Posted by Richard Campfield on December 17, 2015
ULTRA BOND FILES MEMORANDUM OF LAW IN OPPOSITION TO SAFELITE'S MOTION TO DISMISS
Ultra Bond states: This is a straightforward case. Defendant Safelite Group, Inc. and its wholly-owned subsidiaries make up the largest retail operations in the country for vehicle glass repair and replacement (“VGRR”) services for windshield damage claims. Safelite is also the nation’s largest third party administrator (“TPA”) for processing and adjusting policyholders’ vehicle glass damage claims.In the course of its business, Safelite falsely advertises, promotes, and otherwise misleads consumers into believing that, without exception, if their windshield has a crack longer than six inches, it cannot be repaired. Instead, Safelite falsely tells consumers that their windshield must be replaced. Not surprisingly, windshield replacements are vastly more profitable to Safelite than windshield repair.
Contrary to Safelite’s statements in its advertisements or promotions, windshield cracks longer than six inches are, in fact, repairable (but far less profitable for Safelite). Indeed, the repair of cracksup to 14 inches is the VGRR industry standard. Specifically, in June 2007 and updated in February 2014,the American National Standards Institute approved windshield repair standards, developed by the National Glass Association and the National Windshield Repair Association, the “Repair of Laminated Automotive Glass Standards” (“ROLAGS” or “ROLAG Standards”) expressly determined that cracks longer than six inches --known in the VGRR industry as “Long Cracks” -- and up 14 inchescan be repaired. Safelite knows that Long Cracks up to 14 inches are repairable because its representatives sat on the committee that developed and approved the ROLAGS but knowingly ignores the ROLAGS to improve its bottom line.
Safelite does notdispute that its statements are false and misleading. Faced with indisputable facts demonstrating the knowing and literal falsity of their statements, Safelite attempts to distract the Court by attacking strawman claims that Plaintiffs do not assert, mischaracterizing or ignoring core facts pertinent to the claims asserted here, and even arguing the wrong legal standard for analyzing Lanham Act claims.
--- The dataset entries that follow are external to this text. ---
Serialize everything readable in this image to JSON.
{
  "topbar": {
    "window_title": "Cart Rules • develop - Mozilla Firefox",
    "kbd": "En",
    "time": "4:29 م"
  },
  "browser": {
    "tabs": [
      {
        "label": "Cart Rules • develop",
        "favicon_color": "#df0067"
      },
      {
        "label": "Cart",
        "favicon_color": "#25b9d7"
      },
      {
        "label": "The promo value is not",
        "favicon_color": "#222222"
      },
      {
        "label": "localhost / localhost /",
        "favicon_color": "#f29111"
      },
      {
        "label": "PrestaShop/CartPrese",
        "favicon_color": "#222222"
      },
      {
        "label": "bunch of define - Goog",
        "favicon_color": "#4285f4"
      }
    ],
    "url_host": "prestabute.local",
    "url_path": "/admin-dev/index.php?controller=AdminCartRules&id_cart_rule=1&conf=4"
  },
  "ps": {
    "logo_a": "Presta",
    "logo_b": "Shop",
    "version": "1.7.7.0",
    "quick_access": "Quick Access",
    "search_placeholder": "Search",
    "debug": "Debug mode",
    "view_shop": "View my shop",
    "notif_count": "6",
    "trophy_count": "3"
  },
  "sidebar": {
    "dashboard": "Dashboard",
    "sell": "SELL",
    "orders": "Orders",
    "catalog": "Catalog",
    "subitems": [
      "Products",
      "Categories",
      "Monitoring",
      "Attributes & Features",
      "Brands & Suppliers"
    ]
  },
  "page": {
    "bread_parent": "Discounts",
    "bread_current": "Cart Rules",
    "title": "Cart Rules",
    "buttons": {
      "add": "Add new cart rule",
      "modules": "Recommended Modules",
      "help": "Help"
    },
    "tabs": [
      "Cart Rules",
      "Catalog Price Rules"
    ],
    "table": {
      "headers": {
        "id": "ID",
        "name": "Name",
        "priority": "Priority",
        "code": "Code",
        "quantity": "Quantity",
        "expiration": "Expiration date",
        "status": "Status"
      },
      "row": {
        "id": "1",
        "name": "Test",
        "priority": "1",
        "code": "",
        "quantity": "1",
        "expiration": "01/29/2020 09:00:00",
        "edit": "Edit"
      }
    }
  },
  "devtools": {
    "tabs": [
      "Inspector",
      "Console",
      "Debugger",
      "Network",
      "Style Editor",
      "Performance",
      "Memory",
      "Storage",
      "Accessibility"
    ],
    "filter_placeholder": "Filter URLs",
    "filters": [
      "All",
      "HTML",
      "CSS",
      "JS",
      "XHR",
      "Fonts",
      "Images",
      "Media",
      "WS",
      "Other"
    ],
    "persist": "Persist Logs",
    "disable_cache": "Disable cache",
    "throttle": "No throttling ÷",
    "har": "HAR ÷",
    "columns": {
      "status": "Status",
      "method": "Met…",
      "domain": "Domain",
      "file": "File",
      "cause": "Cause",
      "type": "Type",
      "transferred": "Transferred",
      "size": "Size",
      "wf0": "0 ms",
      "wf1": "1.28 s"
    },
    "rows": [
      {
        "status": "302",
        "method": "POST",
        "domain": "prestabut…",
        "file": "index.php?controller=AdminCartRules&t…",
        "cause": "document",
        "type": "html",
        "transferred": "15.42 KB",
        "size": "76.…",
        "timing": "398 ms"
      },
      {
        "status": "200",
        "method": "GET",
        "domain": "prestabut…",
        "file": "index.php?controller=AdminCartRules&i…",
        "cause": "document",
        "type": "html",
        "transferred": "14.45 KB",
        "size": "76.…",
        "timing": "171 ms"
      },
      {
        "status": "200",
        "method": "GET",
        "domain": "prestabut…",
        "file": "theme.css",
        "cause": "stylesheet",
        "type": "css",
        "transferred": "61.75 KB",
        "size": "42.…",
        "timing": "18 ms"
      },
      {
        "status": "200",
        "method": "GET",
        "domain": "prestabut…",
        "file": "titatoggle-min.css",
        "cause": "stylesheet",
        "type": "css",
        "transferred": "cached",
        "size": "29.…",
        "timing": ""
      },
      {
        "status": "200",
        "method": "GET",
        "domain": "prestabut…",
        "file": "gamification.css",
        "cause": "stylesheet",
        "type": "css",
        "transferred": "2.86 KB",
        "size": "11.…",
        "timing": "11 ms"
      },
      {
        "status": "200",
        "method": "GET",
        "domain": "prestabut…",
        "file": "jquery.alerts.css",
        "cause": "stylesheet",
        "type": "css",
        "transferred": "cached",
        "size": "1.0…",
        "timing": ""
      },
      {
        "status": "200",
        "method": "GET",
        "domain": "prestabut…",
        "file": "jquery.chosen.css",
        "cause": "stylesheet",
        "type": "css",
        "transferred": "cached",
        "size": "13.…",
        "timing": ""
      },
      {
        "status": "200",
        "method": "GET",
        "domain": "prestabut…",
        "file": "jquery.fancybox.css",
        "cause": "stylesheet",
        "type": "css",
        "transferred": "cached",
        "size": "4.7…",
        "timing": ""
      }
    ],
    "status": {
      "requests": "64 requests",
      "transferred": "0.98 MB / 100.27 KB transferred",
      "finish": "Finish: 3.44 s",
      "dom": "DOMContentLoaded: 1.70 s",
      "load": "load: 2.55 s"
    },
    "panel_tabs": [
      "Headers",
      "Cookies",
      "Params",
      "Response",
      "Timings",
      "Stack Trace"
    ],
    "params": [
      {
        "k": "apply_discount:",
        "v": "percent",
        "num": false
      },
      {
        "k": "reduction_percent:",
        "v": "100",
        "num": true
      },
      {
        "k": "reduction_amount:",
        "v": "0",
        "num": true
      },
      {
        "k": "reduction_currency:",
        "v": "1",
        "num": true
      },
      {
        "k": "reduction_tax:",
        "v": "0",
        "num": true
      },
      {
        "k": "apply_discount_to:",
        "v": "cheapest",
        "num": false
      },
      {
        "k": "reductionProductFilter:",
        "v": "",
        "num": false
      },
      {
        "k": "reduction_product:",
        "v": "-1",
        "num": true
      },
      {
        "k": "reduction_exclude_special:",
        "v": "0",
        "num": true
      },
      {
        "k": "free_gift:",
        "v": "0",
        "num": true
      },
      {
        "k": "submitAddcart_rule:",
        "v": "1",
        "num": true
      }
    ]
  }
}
Contrary to Defendants’ argument, this case is not an antitrust case nor does it mirror Plaintiffs’previous case decided by the Tenth Circuit in 2008. Among other things, the ROLAGS -- which are central to the allegations here -- did not exist at the time of that case. The ROLAGSshow that Defendants’ statements that windshield cracks longer than six inches cannot be repaired and are unsafe are false. Tellingly, Defendants do not even mention the ROLAGS in their brief.
Nor do Plaintiffs claim to represent the interests of consumers who have been damaged by Safelite’s misrepresentations -- though such evidence is relevant to the egregious nature of Defendants’ misconduct. And, Plaintiffs do not allege that Safelite must expressly promote UB’s products and services. Plaintiffs simply allege that Safelite must stop falsely representing in its commercial advertisements and promotions that:(1) a windshield must be replaced when a crack is longer than six inches;(2) that it is “unsafe” to repair a crack longer than six inches; and, (3) that Safelite’s windshield replacements are as safe and reliable as factory-installed windshields.These false statements are archetypicalLanham Act violations. Defendants’ motion to dismiss should be denied.